• [Exercise goal] Every line below that holds "JSON" must be copied.

• [Data shown]
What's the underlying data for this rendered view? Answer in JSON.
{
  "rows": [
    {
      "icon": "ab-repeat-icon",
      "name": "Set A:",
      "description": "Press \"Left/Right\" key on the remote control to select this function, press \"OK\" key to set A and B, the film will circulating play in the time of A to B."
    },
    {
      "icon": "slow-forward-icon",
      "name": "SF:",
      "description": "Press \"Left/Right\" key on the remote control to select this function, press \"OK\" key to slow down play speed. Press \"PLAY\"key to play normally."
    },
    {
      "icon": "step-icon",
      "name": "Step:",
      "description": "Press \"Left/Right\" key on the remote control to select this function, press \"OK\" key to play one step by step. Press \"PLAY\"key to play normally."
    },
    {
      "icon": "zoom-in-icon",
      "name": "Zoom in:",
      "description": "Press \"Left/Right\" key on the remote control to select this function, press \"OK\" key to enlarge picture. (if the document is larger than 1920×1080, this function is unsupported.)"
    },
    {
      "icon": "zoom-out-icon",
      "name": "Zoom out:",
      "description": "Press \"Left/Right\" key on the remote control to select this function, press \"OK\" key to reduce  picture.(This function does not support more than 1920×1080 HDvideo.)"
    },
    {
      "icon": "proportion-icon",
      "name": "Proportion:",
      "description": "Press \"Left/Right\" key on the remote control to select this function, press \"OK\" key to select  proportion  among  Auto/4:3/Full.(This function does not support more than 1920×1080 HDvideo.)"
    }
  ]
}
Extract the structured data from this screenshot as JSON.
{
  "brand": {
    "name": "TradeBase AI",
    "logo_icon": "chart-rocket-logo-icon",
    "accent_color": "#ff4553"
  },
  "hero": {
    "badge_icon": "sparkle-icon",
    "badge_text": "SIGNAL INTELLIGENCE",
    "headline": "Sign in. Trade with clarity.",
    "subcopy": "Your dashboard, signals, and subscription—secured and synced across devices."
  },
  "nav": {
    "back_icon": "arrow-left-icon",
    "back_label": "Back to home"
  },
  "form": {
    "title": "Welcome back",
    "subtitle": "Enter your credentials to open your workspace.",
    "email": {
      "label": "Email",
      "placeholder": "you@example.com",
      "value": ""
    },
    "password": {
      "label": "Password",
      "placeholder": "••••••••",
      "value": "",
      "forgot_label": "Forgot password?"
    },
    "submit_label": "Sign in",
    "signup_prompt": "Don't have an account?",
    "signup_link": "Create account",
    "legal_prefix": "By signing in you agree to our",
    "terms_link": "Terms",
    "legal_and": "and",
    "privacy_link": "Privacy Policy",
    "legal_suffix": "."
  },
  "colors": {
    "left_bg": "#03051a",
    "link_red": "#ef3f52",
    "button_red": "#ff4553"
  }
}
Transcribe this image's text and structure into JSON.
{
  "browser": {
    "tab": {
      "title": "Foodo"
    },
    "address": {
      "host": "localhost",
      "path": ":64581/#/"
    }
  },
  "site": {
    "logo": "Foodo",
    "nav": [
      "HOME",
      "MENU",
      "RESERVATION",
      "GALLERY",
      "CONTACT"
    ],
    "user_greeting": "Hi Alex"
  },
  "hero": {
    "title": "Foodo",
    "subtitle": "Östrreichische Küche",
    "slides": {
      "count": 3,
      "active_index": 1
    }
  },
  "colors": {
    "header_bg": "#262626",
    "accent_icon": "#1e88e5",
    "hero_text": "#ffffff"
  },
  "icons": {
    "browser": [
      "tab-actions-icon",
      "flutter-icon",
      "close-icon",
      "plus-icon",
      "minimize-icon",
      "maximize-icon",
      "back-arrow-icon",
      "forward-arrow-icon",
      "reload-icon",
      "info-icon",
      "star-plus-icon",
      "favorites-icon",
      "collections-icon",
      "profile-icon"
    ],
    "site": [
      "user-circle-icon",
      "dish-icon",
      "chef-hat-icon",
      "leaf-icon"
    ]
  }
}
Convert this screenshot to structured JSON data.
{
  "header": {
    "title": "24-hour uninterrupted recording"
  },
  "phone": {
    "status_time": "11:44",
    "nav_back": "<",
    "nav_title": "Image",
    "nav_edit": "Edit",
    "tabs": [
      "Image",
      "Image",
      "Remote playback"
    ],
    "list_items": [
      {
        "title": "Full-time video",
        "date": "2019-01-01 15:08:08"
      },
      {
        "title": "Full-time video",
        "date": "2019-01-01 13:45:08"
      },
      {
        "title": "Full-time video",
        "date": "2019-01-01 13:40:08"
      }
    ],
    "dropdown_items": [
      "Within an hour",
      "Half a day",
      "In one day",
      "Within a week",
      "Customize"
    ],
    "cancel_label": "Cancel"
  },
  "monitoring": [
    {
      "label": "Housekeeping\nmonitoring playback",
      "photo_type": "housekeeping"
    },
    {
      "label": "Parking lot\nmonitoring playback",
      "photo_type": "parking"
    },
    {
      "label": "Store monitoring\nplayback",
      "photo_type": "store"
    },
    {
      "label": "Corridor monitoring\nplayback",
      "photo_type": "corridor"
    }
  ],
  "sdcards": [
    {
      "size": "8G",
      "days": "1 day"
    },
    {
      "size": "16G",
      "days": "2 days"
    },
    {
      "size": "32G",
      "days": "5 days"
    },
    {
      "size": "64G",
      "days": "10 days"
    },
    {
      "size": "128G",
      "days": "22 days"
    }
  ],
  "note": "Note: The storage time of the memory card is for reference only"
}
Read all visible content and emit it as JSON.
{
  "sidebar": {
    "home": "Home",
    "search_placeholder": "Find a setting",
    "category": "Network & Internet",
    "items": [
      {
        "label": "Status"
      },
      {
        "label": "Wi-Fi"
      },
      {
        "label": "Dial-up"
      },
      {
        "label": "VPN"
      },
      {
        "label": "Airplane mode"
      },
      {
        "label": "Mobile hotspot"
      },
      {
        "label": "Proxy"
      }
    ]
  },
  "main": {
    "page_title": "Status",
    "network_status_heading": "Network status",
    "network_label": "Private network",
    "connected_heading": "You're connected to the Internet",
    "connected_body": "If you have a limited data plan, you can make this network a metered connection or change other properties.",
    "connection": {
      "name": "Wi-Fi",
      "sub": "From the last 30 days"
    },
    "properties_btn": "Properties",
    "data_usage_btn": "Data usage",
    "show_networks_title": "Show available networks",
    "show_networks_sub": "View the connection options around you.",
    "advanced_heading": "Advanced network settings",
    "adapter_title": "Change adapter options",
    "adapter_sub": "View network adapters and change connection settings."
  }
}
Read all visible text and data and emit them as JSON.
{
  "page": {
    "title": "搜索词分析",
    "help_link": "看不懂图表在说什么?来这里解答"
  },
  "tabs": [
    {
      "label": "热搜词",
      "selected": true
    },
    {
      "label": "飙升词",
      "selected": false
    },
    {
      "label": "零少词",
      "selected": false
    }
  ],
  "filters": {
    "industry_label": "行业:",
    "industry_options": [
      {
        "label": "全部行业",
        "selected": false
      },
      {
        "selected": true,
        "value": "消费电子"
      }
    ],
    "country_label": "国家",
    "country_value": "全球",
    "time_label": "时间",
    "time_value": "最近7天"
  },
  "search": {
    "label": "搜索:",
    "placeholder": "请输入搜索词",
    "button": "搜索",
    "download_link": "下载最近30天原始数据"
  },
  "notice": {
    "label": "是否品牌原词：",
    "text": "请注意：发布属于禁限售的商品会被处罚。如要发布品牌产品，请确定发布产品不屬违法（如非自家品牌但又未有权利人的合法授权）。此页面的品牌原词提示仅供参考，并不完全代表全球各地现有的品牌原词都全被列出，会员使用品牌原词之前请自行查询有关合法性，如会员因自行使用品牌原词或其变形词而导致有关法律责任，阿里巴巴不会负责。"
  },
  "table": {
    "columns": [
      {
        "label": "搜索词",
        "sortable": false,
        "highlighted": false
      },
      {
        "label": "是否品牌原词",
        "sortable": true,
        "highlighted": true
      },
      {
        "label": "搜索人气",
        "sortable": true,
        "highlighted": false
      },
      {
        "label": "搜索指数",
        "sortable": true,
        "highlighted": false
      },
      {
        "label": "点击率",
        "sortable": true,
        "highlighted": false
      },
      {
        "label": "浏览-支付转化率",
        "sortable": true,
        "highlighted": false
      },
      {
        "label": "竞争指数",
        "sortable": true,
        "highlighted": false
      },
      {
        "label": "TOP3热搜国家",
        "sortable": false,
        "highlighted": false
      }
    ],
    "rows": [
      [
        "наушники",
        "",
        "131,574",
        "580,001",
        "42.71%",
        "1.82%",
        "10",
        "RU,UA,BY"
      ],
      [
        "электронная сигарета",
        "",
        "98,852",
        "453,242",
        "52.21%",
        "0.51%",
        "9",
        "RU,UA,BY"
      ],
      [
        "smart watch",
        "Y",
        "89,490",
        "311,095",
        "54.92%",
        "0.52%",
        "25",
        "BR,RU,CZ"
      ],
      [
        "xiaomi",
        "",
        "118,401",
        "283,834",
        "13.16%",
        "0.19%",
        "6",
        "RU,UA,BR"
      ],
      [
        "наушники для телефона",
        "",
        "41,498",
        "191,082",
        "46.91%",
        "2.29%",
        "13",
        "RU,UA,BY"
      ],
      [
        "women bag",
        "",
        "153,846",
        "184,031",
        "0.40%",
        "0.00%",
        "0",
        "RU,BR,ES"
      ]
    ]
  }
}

• [Answer area]
What's the underlying data for this rendered view? Answer in JSON.
Extract the structured data from this screenshot as JSON.
Transcribe this image's text and structure into JSON.
Convert this screenshot to structured JSON data.
Read all visible content and emit it as JSON.
Read all visible text and data and emit them as JSON.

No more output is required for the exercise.